BSE Sensex index chart
There was good news and bad news last week. First, the good news. State Bank of India came out with results that exceeded market expectations. That led to short covering and some investment buying on Friday (May 18 ‘12), which caused a ‘reversal day’ pattern (lower bottom, higher close) on the Sensex bar chart.
Now the bad news. Inflation reared its ugly head again – the culprit being food inflation. That may prevent RBI from cutting rates any further in June. The Finance Minister eloquently described the current economic problems and promised some belt tightening in the form of curtailing foreign travel of ministers and a restriction on buying new cars. Sounds more like tokenism than serious intent of curtailing wasteful subsidy expenditure.
The daily bar chart pattern of BSE Sensex is looking oversold – so Friday’s ‘reversal day’ pattern may lead to a brief bounce. Why not an end to the down move?
‘Reversal day’ patterns can occur a few times in the midst of a down (or up) move. But to mark the end of an intermediate move, the ‘reversal day’ should be accompanied by a volume surge that indicates selling (or buying) exhaustion. Such volume support (not shown in chart) was missing on Friday. Overhead resistance from the falling 20 day EMA and the blue down trend line – which are converging around the 16500 level – is likely to restrict any up move.

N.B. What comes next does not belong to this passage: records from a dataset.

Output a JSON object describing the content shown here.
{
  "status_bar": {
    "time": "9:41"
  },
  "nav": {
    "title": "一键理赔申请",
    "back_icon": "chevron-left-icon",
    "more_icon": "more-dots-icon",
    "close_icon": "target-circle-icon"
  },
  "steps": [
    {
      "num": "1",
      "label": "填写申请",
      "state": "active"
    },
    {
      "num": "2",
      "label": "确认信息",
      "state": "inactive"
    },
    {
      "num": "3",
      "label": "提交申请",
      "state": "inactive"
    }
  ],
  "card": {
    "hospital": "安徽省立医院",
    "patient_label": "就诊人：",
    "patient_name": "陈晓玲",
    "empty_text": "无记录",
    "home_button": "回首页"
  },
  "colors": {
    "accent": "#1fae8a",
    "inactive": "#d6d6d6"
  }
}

Note that in Jul ‘11, all three EMAs had merged with each other and gave advance warning of a sharp move. Since the Sensex was in a down trend, the sharp move in Aug ‘11 was downwards. A similar pattern emerged when all three EMAs merged in Apr ‘12. The sharp downward move in May ‘12 may go down to test and even break the Dec ‘11 low. All three EMAs are falling and the Sensex is trading below them. That means the Sensex is back in a bear market.

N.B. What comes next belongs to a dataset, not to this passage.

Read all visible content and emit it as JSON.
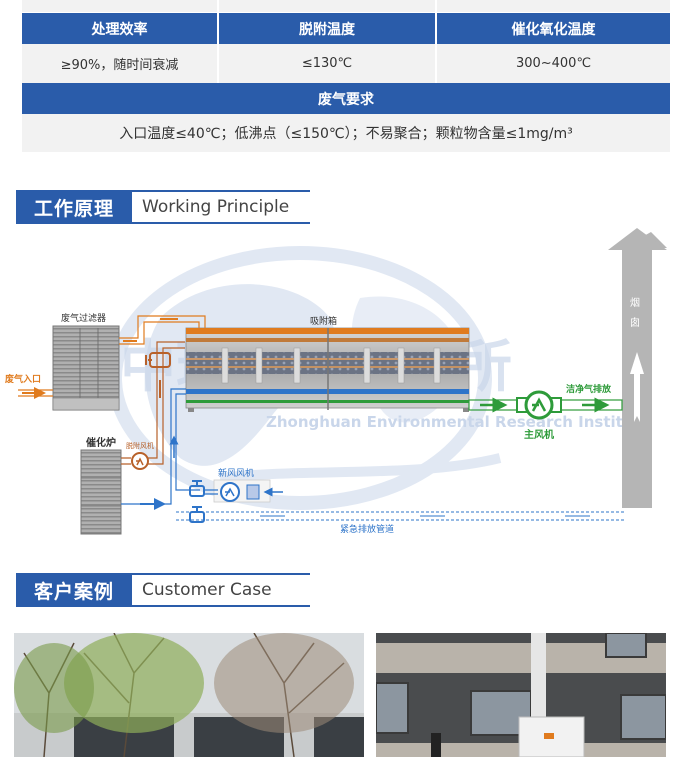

The technical indicators are bearish and looking oversold. The MACD is negative and falling below its signal line. The ROC is also negative, but has crossed above its 10 day MA. The RSI and the slow stochastic are inside their oversold zones. Any upward bounce towards the blue down trend line is likely to be used by the bears to sell.
NSE Nifty 50 index chart
The hallmarks of a bear market are clearly visible on the weekly bar chart of the NSE Nifty 50 index. The 20 week EMA failed to cross above the 50 week EMA and has started to fall. The index is trading below both its weekly EMAs and has dropped below the blue down trend line.
Can’t the bulls fight back from here?
The bearish technical indicators are suggesting that bulls are currently out of ammunition. SBI’s result announcement, followed by the CMD’s statement that the stock should trade at 2500, smacks of financial engineering and an effort to talk the market up. Even if SBI has performed a magic trick, it is unlikely that the other PSU banks will suddenly turn out to be magicians as well.
The MACD is below its signal line and has slipped into negative territory. The ROC is negative and below its falling 10 week MA. The RSI has entered its oversold zone, where it doesn’t stay for long. The slow stochastic is inside its oversold zone. Any upward bounce is likely to face resistance from the down trend line (currently at 5000).
Note that last week’s volumes were less than the previous week’s. Nothing unusual in that. Volumes are supposed to move in the direction of the trend.
Bottomline? Chart patterns of the BSE Sensex and NSE Nifty 50 indices are back in bear markets. Investors should stay away for now. Lower levels may provide better entry points. Risk takers can sell on every rise and buy back at lower levels. Always remember to use a stop-loss in case the market goes against you.